This is an original clockwork or mechanical train that winds up. This one does not have a winding key and probably has not been operated for many years. It includes a locomotive and tinder, two passenger cars, and a caboose. All of the pieces seem to be original to the set. The locomotive is marked “GEBRAUCHMUSTER.” The train and cars are in good shape with an antique patina but may have some surface rust or pieces missing. I noticed there is the trim bar missing from one side of the boiler. All of the paint and hand-painted details and graphics are nice. I have a railroad tunnel also listed that could be part of this set. Please look at the photos for exact condition. This is from an old family collection and has been stored in a clean, dry, smoke-free environment.
(Photo, courtesy of eBay seller davidk1960.)
DBA: Marklin made their first wind-up train in 1897. At that time, they were best known for their dollhouses which could be added to with additional purchases. The toy train followed the same concept with additional parts added in continuing years. This German toy maker, along with Bing, dominated the market during the years before WWI. The details were hand-painted and wonderful which results in the high prices commanded. While prices for this early train are in line with many others, the condition of this particular train makes it a really good buy.
$2,754 (33 bids, bidders): 14 Antique Inlaid Mother-Of-Pearl Buttons By N.R. Goodyear Co. Patent 1851.
A set of 14 antique buttons with shell inlays. Brass or bronze loop shanks. Measure approximately one inch. Previously owned and in good condition. One may have some shell loss upon close inspection but overall very nice.
(Photo, courtesy of eBay seller lkcme5.)
DBA: These are rare buttons, and the fact that there are 14 of these that match is unusual. Charles Goodyear held the patent but did not make buttons. The Novelty Rubber Co. was founded in 1853 and continued production until 1886. I could find where single buttons have sold for around $45. This group would equal $199 each at the closing price.
The Novelty Rubber Co. is best known and collected for their Civil War uniform buttons. The Novelty Rubber Company, operated in New York and New Jersey from 1855 to 1865, and produced hard-rubber buttons using Goodyear’s patent.
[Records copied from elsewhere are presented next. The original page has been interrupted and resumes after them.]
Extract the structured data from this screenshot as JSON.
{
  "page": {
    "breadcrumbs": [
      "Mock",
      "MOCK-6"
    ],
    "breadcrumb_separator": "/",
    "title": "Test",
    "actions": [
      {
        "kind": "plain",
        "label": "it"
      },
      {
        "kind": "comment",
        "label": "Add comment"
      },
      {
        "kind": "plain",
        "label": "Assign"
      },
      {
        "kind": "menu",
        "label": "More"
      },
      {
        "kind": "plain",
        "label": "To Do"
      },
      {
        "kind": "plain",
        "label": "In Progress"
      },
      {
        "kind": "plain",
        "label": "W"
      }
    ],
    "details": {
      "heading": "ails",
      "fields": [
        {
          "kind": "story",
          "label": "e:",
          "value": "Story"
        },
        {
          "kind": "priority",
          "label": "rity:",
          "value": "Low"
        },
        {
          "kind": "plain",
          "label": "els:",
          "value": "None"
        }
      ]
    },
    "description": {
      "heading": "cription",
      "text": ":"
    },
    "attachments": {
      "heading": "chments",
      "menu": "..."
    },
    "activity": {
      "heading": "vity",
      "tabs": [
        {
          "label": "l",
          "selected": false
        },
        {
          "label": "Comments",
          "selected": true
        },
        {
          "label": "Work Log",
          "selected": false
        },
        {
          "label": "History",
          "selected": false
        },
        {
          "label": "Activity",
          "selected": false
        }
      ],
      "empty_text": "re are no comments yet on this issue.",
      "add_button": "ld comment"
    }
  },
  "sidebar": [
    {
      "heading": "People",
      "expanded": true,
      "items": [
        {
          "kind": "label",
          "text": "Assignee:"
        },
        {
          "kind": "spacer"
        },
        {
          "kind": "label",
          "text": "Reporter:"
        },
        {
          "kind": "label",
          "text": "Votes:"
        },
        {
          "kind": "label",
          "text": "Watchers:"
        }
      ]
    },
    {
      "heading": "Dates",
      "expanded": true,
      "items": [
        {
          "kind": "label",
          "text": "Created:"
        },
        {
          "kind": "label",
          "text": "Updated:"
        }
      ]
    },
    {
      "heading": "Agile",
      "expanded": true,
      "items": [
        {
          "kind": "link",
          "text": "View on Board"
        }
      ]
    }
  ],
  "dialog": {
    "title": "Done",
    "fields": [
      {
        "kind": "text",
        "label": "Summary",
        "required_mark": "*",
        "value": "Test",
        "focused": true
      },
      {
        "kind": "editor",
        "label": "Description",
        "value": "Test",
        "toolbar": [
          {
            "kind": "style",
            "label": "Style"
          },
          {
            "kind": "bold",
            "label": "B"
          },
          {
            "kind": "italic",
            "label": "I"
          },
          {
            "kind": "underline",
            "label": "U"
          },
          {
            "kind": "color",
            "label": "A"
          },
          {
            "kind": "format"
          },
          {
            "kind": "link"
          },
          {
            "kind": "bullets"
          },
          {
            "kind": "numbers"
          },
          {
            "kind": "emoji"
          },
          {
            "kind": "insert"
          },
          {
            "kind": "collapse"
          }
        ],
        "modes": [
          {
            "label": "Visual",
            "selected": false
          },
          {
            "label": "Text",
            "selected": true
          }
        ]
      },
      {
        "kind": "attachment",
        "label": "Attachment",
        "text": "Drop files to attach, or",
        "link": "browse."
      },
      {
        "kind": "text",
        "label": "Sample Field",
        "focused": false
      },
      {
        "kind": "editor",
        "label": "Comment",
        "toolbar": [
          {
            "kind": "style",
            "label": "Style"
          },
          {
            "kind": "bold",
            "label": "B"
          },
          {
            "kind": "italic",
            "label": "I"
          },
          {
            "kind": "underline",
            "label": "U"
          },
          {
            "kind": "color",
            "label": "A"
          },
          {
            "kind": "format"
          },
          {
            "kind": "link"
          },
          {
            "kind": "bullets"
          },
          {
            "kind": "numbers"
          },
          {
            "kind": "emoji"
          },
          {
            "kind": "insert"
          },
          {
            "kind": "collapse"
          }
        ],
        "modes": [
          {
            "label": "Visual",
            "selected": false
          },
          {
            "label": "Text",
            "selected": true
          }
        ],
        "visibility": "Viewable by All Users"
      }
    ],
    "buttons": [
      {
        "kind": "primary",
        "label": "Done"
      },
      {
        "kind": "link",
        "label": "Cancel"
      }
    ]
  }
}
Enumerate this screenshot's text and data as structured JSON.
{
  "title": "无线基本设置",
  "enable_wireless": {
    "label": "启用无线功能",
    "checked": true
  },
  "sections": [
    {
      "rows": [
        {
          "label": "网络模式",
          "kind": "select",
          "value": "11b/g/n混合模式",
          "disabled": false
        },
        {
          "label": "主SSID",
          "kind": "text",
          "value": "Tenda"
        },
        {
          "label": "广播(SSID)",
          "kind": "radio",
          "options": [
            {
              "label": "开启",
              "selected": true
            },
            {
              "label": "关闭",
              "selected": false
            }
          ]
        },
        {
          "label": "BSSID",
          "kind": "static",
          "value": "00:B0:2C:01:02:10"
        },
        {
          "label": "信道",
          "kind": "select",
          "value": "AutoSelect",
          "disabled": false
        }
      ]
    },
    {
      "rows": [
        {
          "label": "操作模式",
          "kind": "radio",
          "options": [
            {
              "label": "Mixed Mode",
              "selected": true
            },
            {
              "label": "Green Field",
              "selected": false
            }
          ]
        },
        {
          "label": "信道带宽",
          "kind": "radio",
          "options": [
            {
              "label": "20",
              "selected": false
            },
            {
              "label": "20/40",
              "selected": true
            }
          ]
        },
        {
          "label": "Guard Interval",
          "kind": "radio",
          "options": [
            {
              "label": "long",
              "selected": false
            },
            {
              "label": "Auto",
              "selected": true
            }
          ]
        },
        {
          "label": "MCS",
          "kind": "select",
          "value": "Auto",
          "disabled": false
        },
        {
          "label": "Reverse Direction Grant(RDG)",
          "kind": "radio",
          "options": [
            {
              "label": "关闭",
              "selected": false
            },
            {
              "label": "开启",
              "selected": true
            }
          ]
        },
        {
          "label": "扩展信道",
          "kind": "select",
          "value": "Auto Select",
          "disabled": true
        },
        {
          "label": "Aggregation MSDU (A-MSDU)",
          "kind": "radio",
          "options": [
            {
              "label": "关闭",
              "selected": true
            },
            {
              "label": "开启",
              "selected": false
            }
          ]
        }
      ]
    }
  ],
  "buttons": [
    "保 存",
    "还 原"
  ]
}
Deborah Abernethy is a certified appraiser with the International Association of Appraisers. She can be contacted at 404-262-2131 or Deborah@expert-appraisers.com. Her website is www.expert-appraisers.com.

What’s Selling on eBay: August 2018